3. Management

With a strong corporate travel policy and assistance from corporate travel software, a job that would’ve previously needed several full time staffers can now be done by just one person. 

Meagan Dignan, Employee Happiness Manager at Botkeeper, explains that when she was booking flights for her company’s business travelers, “there just weren’t enough hours in the day to… record everyone’s specific preferences and make sure each employee was happy with their flight times.”

With a corporate travel booking tool, business travelers can choose their own flights and accommodations, and let their travel managers handle bigger picture initiatives.

The average salary for a corporate travel manager in the United States is about $87,000. Let’s say that before implementing a corporate travel booking tool your company needed a full time travel manager to perform day-to-day tasks like selecting flights and hotels for their business travelers. After adopting a corporate travel tool to streamline travel management and allowing travelers to select their own travel plans, your company may be able to rely on the Office Manager or Executive Assistant to manage travel, which would save your company an $87,000 salary for a full time travel manager each year.

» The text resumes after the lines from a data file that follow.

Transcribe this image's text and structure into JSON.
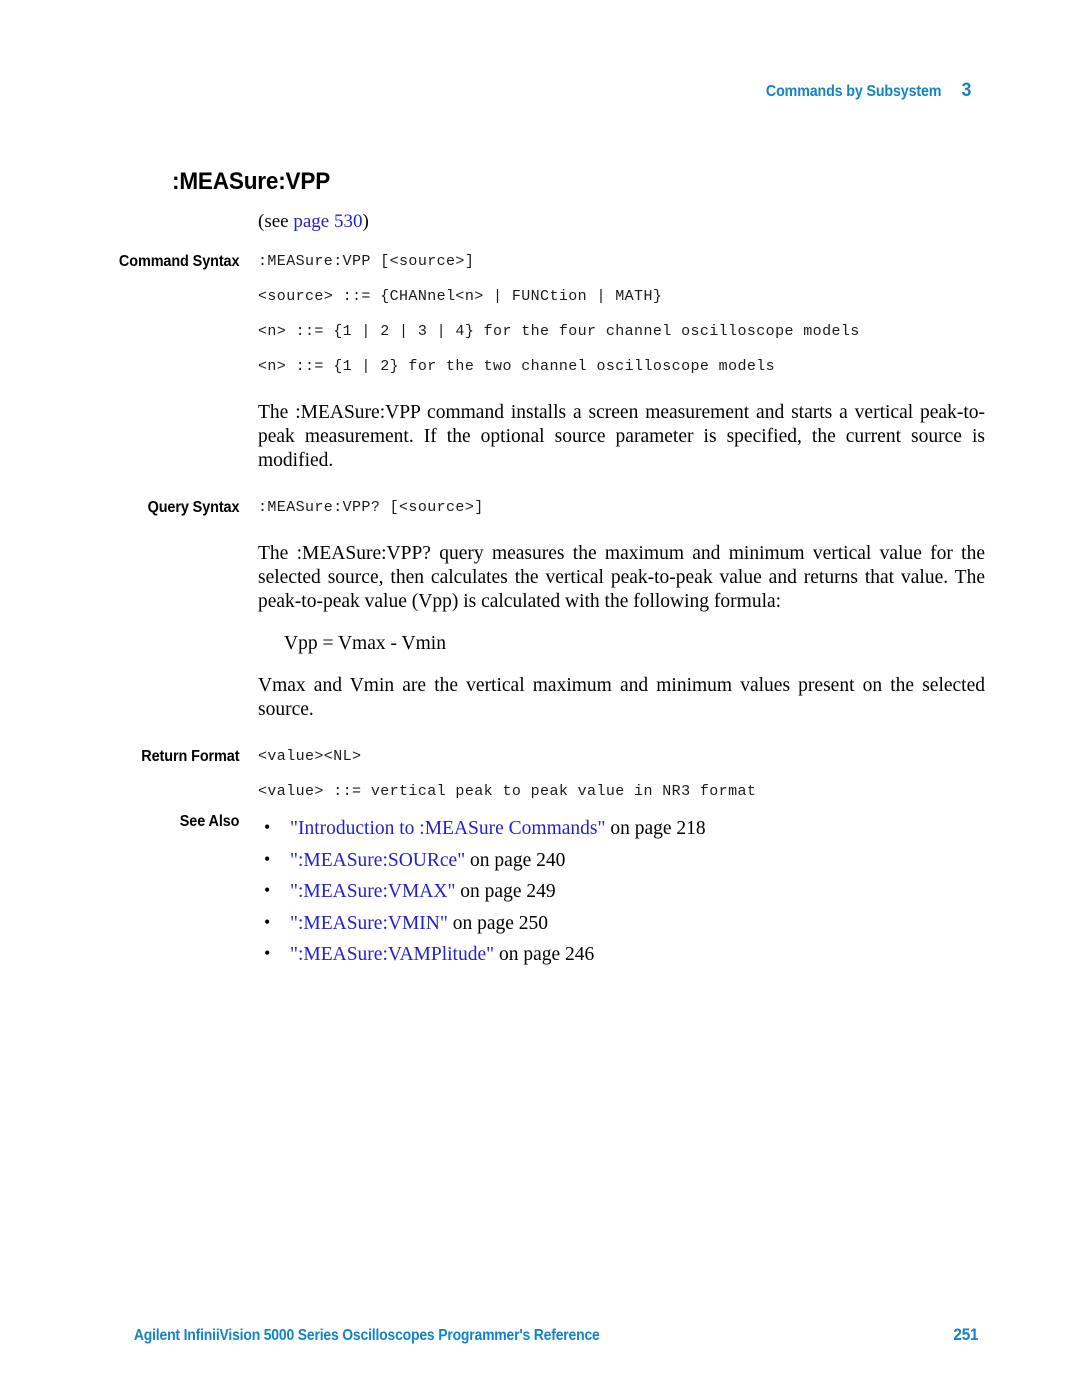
{
  "header": {
    "chapter_title": "Commands by Subsystem",
    "chapter_number": "3"
  },
  "title": ":MEASure:VPP",
  "see_reference": {
    "prefix": "(see ",
    "link": "page 530",
    "suffix": ")"
  },
  "sections": {
    "command_syntax": {
      "label": "Command Syntax",
      "code_lines": [
        ":MEASure:VPP [<source>]",
        "<source> ::= {CHANnel<n> | FUNCtion | MATH}",
        "<n> ::= {1 | 2 | 3 | 4} for the four channel oscilloscope models",
        "<n> ::= {1 | 2} for the two channel oscilloscope models"
      ],
      "paragraph": "The :MEASure:VPP command installs a screen measurement and starts a vertical peak-to-peak measurement. If the optional source parameter is specified, the current source is modified."
    },
    "query_syntax": {
      "label": "Query Syntax",
      "code_lines": [
        ":MEASure:VPP? [<source>]"
      ],
      "paragraph": "The :MEASure:VPP? query measures the maximum and minimum vertical value for the selected source, then calculates the vertical peak-to-peak value and returns that value. The peak-to-peak value (Vpp) is calculated with the following formula:",
      "formula": "Vpp = Vmax -  Vmin",
      "paragraph2": "Vmax and Vmin are the vertical maximum and minimum values present on the selected source."
    },
    "return_format": {
      "label": "Return Format",
      "code_lines": [
        "<value><NL>",
        "<value> ::= vertical peak to peak value in NR3 format"
      ]
    },
    "see_also": {
      "label": "See Also",
      "items": [
        {
          "link": "\"Introduction to :MEASure Commands\"",
          "tail": " on page 218"
        },
        {
          "link": "\":MEASure:SOURce\"",
          "tail": " on page 240"
        },
        {
          "link": "\":MEASure:VMAX\"",
          "tail": " on page 249"
        },
        {
          "link": "\":MEASure:VMIN\"",
          "tail": " on page 250"
        },
        {
          "link": "\":MEASure:VAMPlitude\"",
          "tail": " on page 246"
        }
      ]
    }
  },
  "footer": {
    "title": "Agilent InfiniiVision 5000 Series Oscilloscopes Programmer's Reference",
    "page_number": "251"
  },
  "colors": {
    "header_blue": "#1183C6",
    "link_blue": "#2222CC",
    "text_black": "#000000"
  }
}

4. Support

Thorough corporate travel policies set guidelines for employees to follow when unexpected changes, like flight cancellations or hotel overbookings, happen while they’re on the road.

When Botkeeper was a small company and had few business travelers, its travelers would call Meagan to ask for help in emergency situations. She would then call the airlines and hotels to make new arrangements. As the company grew, however, providing that level of support became impossible. 

What did Meagan and Botkeeper do? Instead of adding someone to the payroll to provide 24/7 support to travelers, they started using a corporate travel tool to provide their travelers with around-the-clock virtual assistance. Your company can use a corporate travel tool or travel agents to help your travelers while they’re on the go for a fraction of the cost of several full-time employees, while saving time all around.

Switching from an unmanaged travel program to a managed travel program that enforces corporate travel policy adherence means more savings for your company. What will your company do with those savings?

About the Author: Rebecca Morrison
As VP of Finance and Operations, Rebecca Morrison oversees financial reporting and analysis, forecasting, and budget management for Previously, she was VP of Global Finance and Operations at Midaxo, and has held various roles in Finance and Operations at HubSpot and EMC.

Rebecca Morrison